Why Smart Factories Are the Future of Supply Chain Resilience


A robust supply chain is crucial for manufacturing. Manufacturers must respond swiftly to adapt to market changes and withstand disruptions. Although supply chains are inherently challenging to manage, a resilient strategy can be developed to navigate through these difficulties.

4IR technologies are significantly reshaping manufacturing on a large scale. This transformation extends across industries, enabling benefits to propagate through supply chains. To address these changes effectively, it’s crucial to recognize and tackle key challenges:

  • Lack of visibility
  • Dependence on limited suppliers
  • Inefficient inventory management
  • Lack of collaborative management
  • Data management and analysis
  • Limited flexibility

By leveraging 4IR technologies, some challenges can be directly resolved, while others require strategic management. This blog outlines essential solutions to enhance supply chain resilience and operational management during disruptions.

Diversification Through the Chains

Manufacturers must always manage logistics and supply on two ends: input and output. Both involve complex supply chains that are dependent on external partners. A resilient supply chain consists of diversification in material and service suppliers.

While managing them will require a solution, diversification will help create a multi-path, multi-redundancy-based supply, and delivery strategy. The diversification should consider a healthy mix and approximation of scenarios and ensure necessary supply and delivery in each.

Visibility Through the Cloud

Diversification adds complexity to a system that relies on multiple variables. However, technology, especially cloud computing, can aid in controlling variability while supporting diversification. Cloud technologies serve as the foundation for management systems and facilitate the integration of data from the supply chain. This, in turn, enables the necessary visibility and monitoring capabilities for the supply chain.

Management systems can be built on these data streams to achieve higher coordination and real-time management of inventory, stock, procurement, logistics, and vendors. Manufacturers transitioning to smart infrastructure and data technologies can leverage these advancements for supply chain management with minimal extra effort.

Demand Forecasting and Predictive Analytics

With available and real-time data, advanced analytics can be performed to enable demand forecasting and predictive analytics on multiple levels. It can help manage machinery, equipment, and vehicles; monitor inventory, vendor supply, and logistics; and perform broader level forecasting to manage overall supply, stock, and delivery. 

More can be achieved if these analytical and data systems can be coupled with AI/ML, another long-term goal of manufacturing in the Fourth Industrial Revolution. AI and machine learning can help improve the output and insights of supply chain analytics and support them with automation. 

Digital Coupling

With analytics and AI at our disposal, every process and unit (materials, goods, products, etc.) can be coupled with a ‘digital twin’ within the system. This coupling with real-world, real-time data can help manufacturers run scenario-based simulations using AI and prepare mitigation strategies. The simulations can also be improved over time by the self-improving capabilities of the machine learning systems.

Digital twinning can be easily achieved if the system integrates and covers elementary units and processes throughout the supply chain.
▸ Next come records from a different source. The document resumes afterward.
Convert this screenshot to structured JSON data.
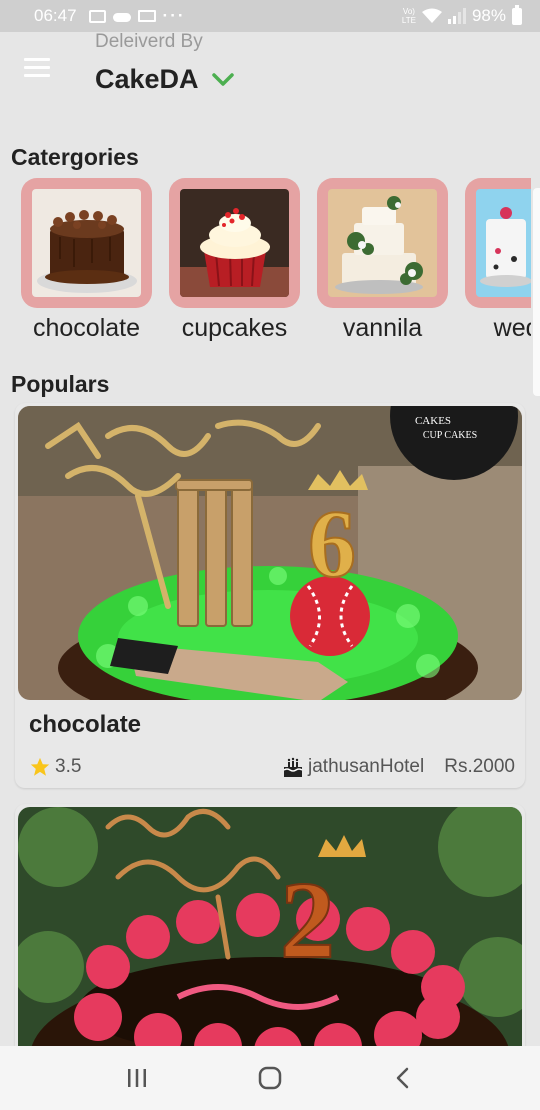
{
  "status_bar": {
    "time": "06:47",
    "more": "···",
    "volte_top": "Vo)",
    "volte_bottom": "LTE",
    "battery": "98%"
  },
  "header": {
    "delivered_by": "Deleiverd By",
    "brand": "CakeDA"
  },
  "categories_title": "Catergories",
  "categories": [
    {
      "label": "chocolate"
    },
    {
      "label": "cupcakes"
    },
    {
      "label": "vannila"
    },
    {
      "label": "weddir"
    }
  ],
  "populars_title": "Populars",
  "populars": [
    {
      "name": "chocolate",
      "rating": "3.5",
      "hotel": "jathusanHotel",
      "price": "Rs.2000",
      "image_text_1": "CAKES",
      "image_text_2": "CUP CAKES"
    },
    {
      "name": "",
      "rating": "",
      "hotel": "",
      "price": ""
    }
  ],
  "colors": {
    "accent_green": "#4caf50",
    "category_frame": "#e5a3a3",
    "star": "#f9c51b"
  },
  "icons": [
    "menu-icon",
    "chevron-down-icon",
    "star-icon",
    "cake-icon",
    "recent-apps-icon",
    "home-icon",
    "back-icon"
  ]
}
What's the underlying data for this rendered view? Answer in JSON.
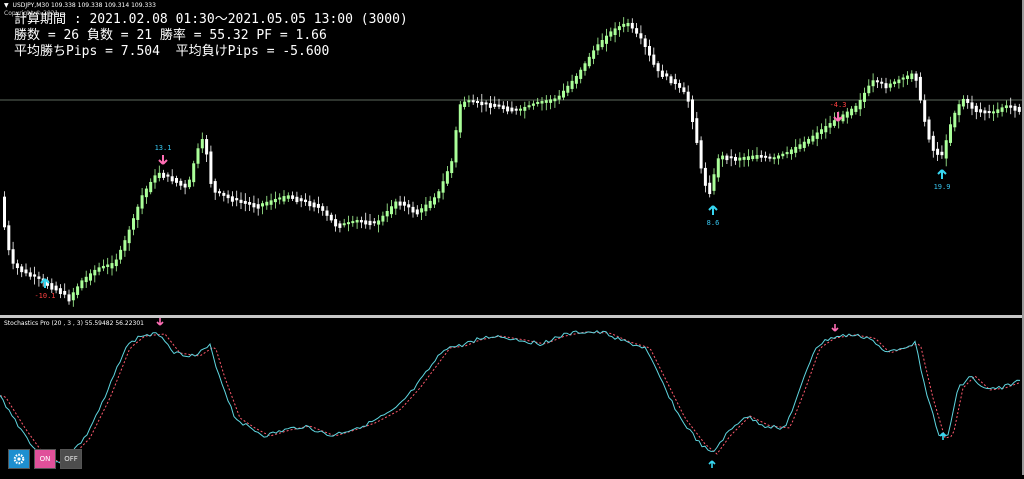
{
  "symbol": {
    "name": "USDJPY,M30",
    "prices": "109.338 109.338 109.314 109.333"
  },
  "copyright": "Copyright © 2021 ...",
  "stats": {
    "line1": "計算期間 : 2021.02.08 01:30～2021.05.05 13:00 (3000)",
    "line2": "勝数 = 26 負数 = 21 勝率 = 55.32 PF = 1.66",
    "line3": "平均勝ちPips = 7.504  平均負けPips = -5.600"
  },
  "signals": [
    {
      "label": "-10.1",
      "type": "buy",
      "color": "#ff4040"
    },
    {
      "label": "13.1",
      "type": "sell",
      "color": "#37c6f0"
    },
    {
      "label": "8.6",
      "type": "buy",
      "color": "#37c6f0"
    },
    {
      "label": "-4.3",
      "type": "sell",
      "color": "#ff4040"
    },
    {
      "label": "19.9",
      "type": "buy",
      "color": "#37c6f0"
    }
  ],
  "indicator": {
    "title": "Stochastics Pro (20 , 3 , 3) 55.59482 56.22301"
  },
  "buttons": {
    "settings": "gear-icon",
    "on": "ON",
    "off": "OFF"
  },
  "colors": {
    "bull": "#aaff99",
    "bear": "#ffffff",
    "main_line": "#5fd6e0",
    "signal_line": "#ff5a6e",
    "up_arrow": "#37d6f0",
    "down_arrow": "#ff6eb4",
    "hline": "#7a8a7a"
  }
}
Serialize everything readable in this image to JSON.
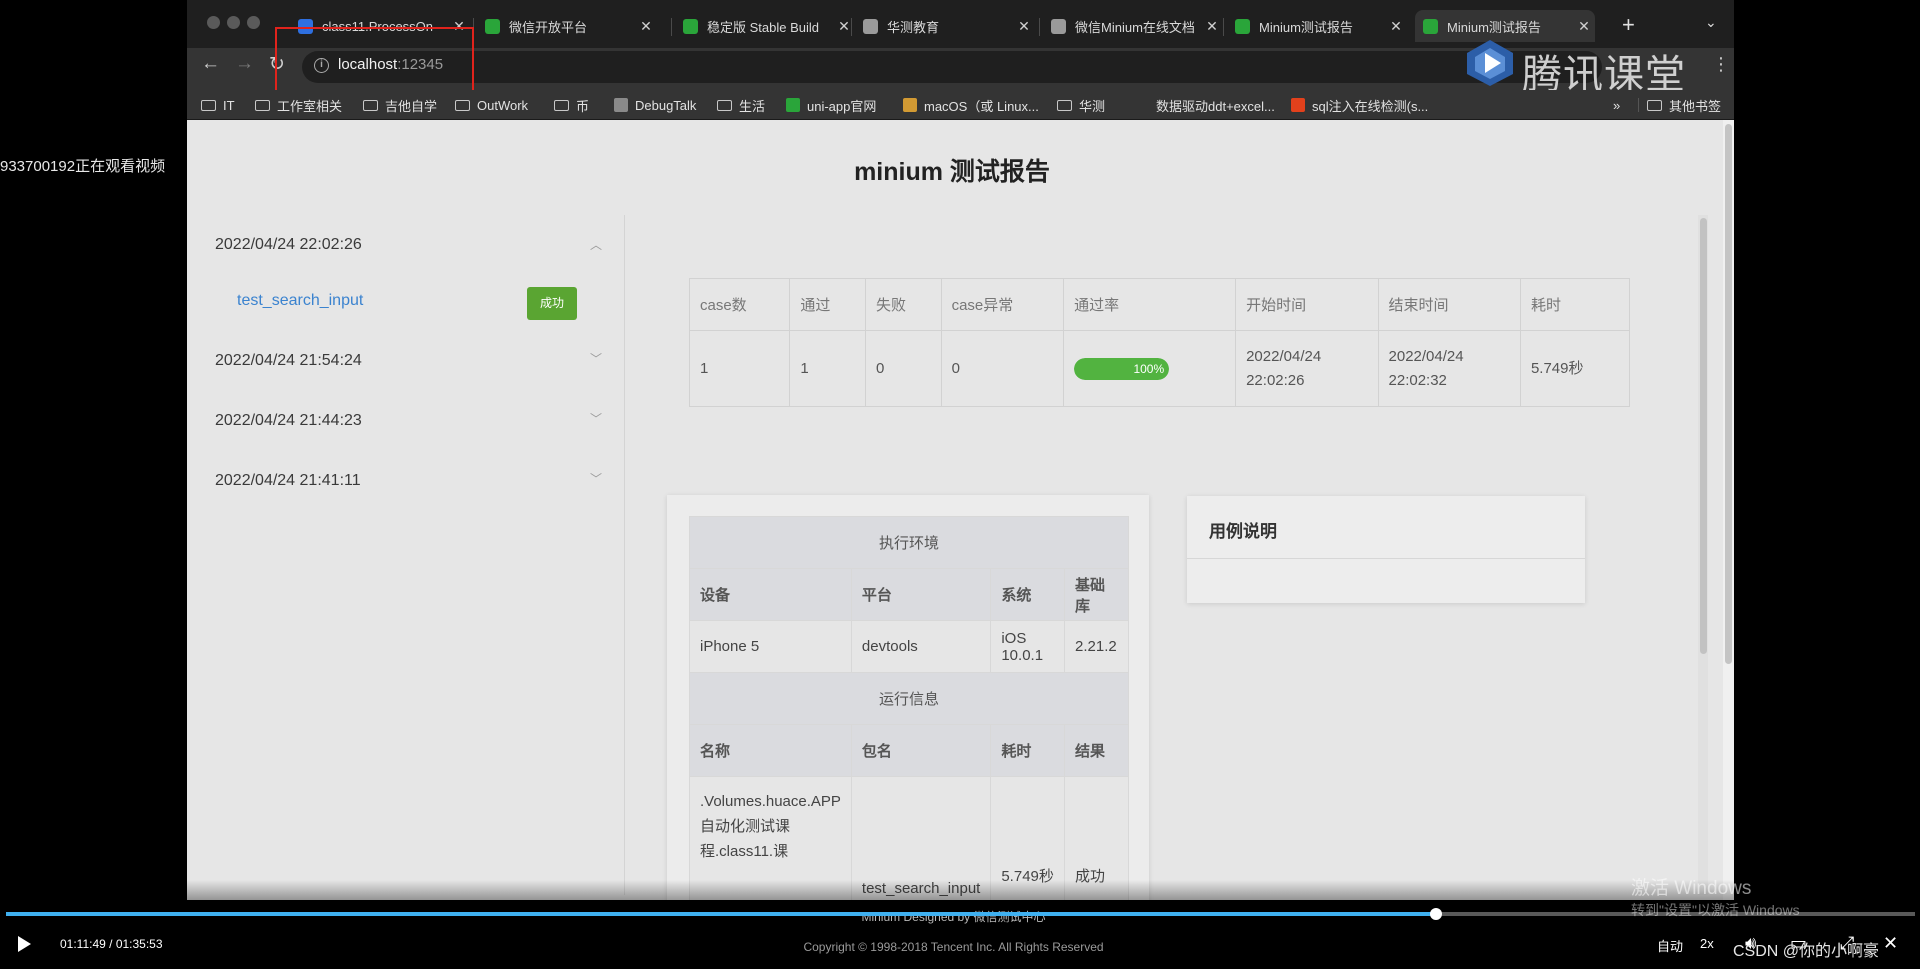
{
  "watch_notice": "933700192正在观看视频",
  "browser": {
    "tabs": [
      {
        "title": "class11.ProcessOn",
        "favicon_color": "#2e6fe0"
      },
      {
        "title": "微信开放平台",
        "favicon_color": "#2aa53a"
      },
      {
        "title": "稳定版 Stable Build",
        "favicon_color": "#2aa53a"
      },
      {
        "title": "华测教育",
        "favicon_color": "#9a9a9a"
      },
      {
        "title": "微信Minium在线文档",
        "favicon_color": "#9a9a9a"
      },
      {
        "title": "Minium测试报告",
        "favicon_color": "#2aa53a"
      },
      {
        "title": "Minium测试报告",
        "favicon_color": "#2aa53a",
        "active": true
      }
    ],
    "close_glyph": "✕",
    "new_tab": "+",
    "tab_menu": "⌄",
    "url_host": "localhost",
    "url_port": ":12345",
    "logo_text": "腾讯课堂",
    "bookmarks": [
      {
        "label": "IT",
        "type": "folder"
      },
      {
        "label": "工作室相关",
        "type": "folder"
      },
      {
        "label": "吉他自学",
        "type": "folder"
      },
      {
        "label": "OutWork",
        "type": "folder"
      },
      {
        "label": "币",
        "type": "folder"
      },
      {
        "label": "DebugTalk",
        "type": "fav",
        "color": "#8a8a8a"
      },
      {
        "label": "生活",
        "type": "folder"
      },
      {
        "label": "uni-app官网",
        "type": "fav",
        "color": "#2aa53a"
      },
      {
        "label": "macOS（或 Linux...",
        "type": "fav",
        "color": "#d29a33"
      },
      {
        "label": "华测",
        "type": "folder"
      },
      {
        "label": "数据驱动ddt+excel...",
        "type": "none"
      },
      {
        "label": "sql注入在线检测(s...",
        "type": "fav",
        "color": "#e2411c"
      }
    ],
    "bookmarks_more": "»",
    "other_bookmarks": "其他书签"
  },
  "report": {
    "title": "minium 测试报告",
    "sidebar": [
      {
        "date": "2022/04/24 22:02:26",
        "expanded": true
      },
      {
        "date": "2022/04/24 21:54:24",
        "expanded": false
      },
      {
        "date": "2022/04/24 21:44:23",
        "expanded": false
      },
      {
        "date": "2022/04/24 21:41:11",
        "expanded": false
      }
    ],
    "case_name": "test_search_input",
    "case_status": "成功",
    "summary_headers": [
      "case数",
      "通过",
      "失败",
      "case异常",
      "通过率",
      "开始时间",
      "结束时间",
      "耗时"
    ],
    "summary_row": {
      "cases": "1",
      "passed": "1",
      "failed": "0",
      "errors": "0",
      "pass_rate": 100,
      "pass_rate_label": "100%",
      "start_date": "2022/04/24",
      "start_time": "22:02:26",
      "end_date": "2022/04/24",
      "end_time": "22:02:32",
      "duration": "5.749秒"
    },
    "env_title": "执行环境",
    "env_headers": [
      "设备",
      "平台",
      "系统",
      "基础库"
    ],
    "env_values": [
      "iPhone 5",
      "devtools",
      "iOS 10.0.1",
      "2.21.2"
    ],
    "run_title": "运行信息",
    "run_headers": [
      "名称",
      "包名",
      "耗时",
      "结果"
    ],
    "run_values": [
      ".Volumes.huace.APP自动化测试课程.class11.课",
      "test_search_input",
      "5.749秒",
      "成功"
    ],
    "desc_title": "用例说明",
    "footer_line1": "Minium Designed by 微信测试中心",
    "footer_line2": "Copyright © 1998-2018 Tencent Inc. All Rights Reserved"
  },
  "video": {
    "time": "01:11:49 / 01:35:53",
    "progress": 0.7489,
    "quality": "自动",
    "speed": "2x",
    "activate_line1": "激活 Windows",
    "activate_line2": "转到\"设置\"以激活 Windows",
    "watermark": "CSDN @你的小啊豪"
  }
}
Simulations can also help automate decisions and operability by monitoring, correlating, and predicting events compared to scenarios. 

Industrial Internet of Things (IIoT)

In a smart factory, an IIoT network comprises equipment and devices that have been given unique identifiers and the capability to send and receive digital data. Even decades-old analog machines can be upgraded to bring them up to speed using IIoT gateway devices. Modern machinery may already have digital gateways. In essence, data given to the device controls and automates its actions and workflows, while data sent from the device reports its condition and activities.

Supply chain resilience in Industry 4.0 is an essential component of the manufacturing strategy. As manufacturers move towards higher digitization of production and smart, adaptable assembly lines, supply chains must be equally flexible. Supply chain disruptions are common due to natural events and geopolitical scenarios. Therefore, manufacturers need to address these disruptions through diversification and holistic management.

Move into a smarter future with SLK